Surviving your first year in network marketing is critical. Like ANY business, the first year is very important. The first year is typically the hardest, and it’s when the business owner is most vulnerable.
To be quite frank with you, I know of VERY FEW businesses that are/were profitable in their first year. And I’m not just talking about network marketing businesses either.
I’ve owned more than 10 businesses in my life and NONE of them were profitable during their first year. Had I judged all of these businesses based upon the first year results, I never would have succeeded. Of all the businesses I’ve owned during my life, all but one were turned into profitable business ventures. But it took time to succeed.
As a network marketing distributor, you really have to do what you can to help your team members survive their first year. If you can get people to stick around, and incubate, and make it past their first year, there is a good chance they will be with you for the long haul! And that’s exactly what you want.
Now, even if you have a game plan and do your best, lots of people will still quit in their first year, and many of those folks will quit within 90 days. When someone is set on quitting there is very little you can do. But, there are many things you can do with your team members to keep them from getting to this point.
Here are my best tips on how to survive your first year in network marketing and how to help your team members do the same thing.
# 1 Get people plugged into your system – The sooner you can get people plugged into your training and support system the better off you will be. If people are left on their own to figure things out, they typically won’t stick around very long.
# 2 Get people reading – Get your team members to be a student of their business. Recommend books, CDs, YouTube videos and other training materials. The more they can learn about the company, entrepreneurship and the industry, the better off they will be.
# 3 Get people to write down their goals and WHY – Get everyone on your team to write down what they want to achieve with the business. Help them discover their WHY for doing the business. Get them to give you a copy of their goals and why statement so you can remind them about it, when they are going through tough times.
# 4 Get people using the products – It’s a proven fact, people who use the products typically stick around longer, even if they don’t build a large business. Try to get people on auto-ship and ordering the products. This will help them build their belief in the products.
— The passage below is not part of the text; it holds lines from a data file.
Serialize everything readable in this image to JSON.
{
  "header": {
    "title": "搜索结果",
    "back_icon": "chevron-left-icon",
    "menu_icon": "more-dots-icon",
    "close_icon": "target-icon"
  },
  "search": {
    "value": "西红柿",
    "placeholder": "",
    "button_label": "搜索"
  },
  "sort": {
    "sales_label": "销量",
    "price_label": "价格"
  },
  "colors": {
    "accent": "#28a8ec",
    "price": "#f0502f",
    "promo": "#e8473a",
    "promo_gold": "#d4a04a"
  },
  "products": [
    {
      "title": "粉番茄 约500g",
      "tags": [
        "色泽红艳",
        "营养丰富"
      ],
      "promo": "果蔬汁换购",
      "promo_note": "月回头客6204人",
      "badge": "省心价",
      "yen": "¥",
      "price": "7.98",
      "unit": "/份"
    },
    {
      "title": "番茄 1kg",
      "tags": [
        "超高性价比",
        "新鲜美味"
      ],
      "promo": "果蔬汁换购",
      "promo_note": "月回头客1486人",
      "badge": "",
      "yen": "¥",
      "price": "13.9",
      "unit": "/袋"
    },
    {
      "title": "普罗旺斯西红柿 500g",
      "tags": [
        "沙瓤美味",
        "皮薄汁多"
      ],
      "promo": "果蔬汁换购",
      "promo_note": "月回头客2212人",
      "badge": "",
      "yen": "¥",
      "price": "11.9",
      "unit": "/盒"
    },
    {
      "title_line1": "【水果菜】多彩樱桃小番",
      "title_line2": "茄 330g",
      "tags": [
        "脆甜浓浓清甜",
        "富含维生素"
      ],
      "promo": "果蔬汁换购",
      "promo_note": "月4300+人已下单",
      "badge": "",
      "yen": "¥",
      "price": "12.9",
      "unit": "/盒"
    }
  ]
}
# 5 Get people to events – Getting your team members to attend local and national events is very powerful. This builds enthusiasm, excitement and momentum in your MLM Business. It shows the folks that there are lots of people building a business and helps validate their initial decision to join the business.
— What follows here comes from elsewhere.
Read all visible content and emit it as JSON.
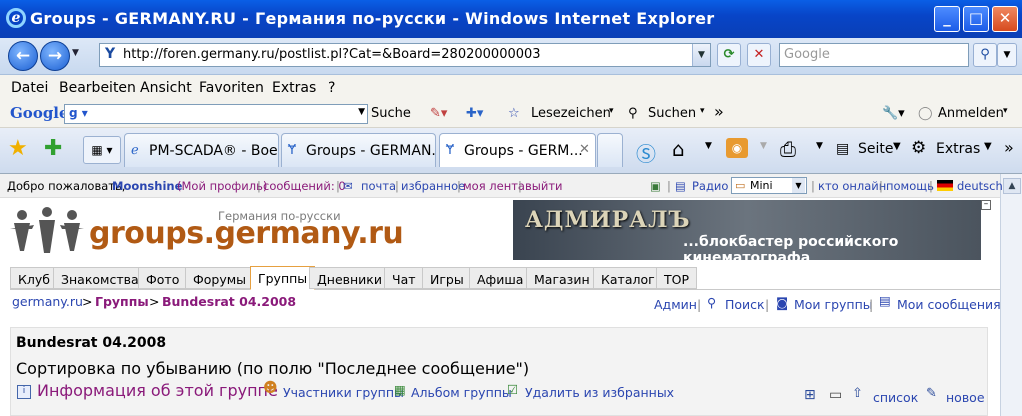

# 6 Help people build depth quickly – If you can light a fire in the basement, people are less likely to quit. If you can help a distributor build a group in depth, where they have something to lose by quitting, there’s a much better chance they will stick around.
# 7 Build a friendship – Let’s face it, it’s much harder to quit on a friend than it is to quit on someone you barely know. This business is about relationships, so do what you can to build a genuine true friendship with each one of your team members. Get to know them personally and invest time helping them, supporting them and talking to them.
# 8 Help them get a few retail customers – If you can help each team member find five to ten customers, they will make money each month and they will stick around.
Doing any or all of these eight things can really help you reduce the attrition rate in your business.
Just remember, getting people to survive their first year in network marketing (and in business) is more than half the battle.
If you can help people stick around past their first year, many of them will eventually build a successful business of their own.
What are your thoughts about helping people survive their first year in network marketing? Leave a comment below to tell me what you think.
*** This is part of a mini-series. Read the original post.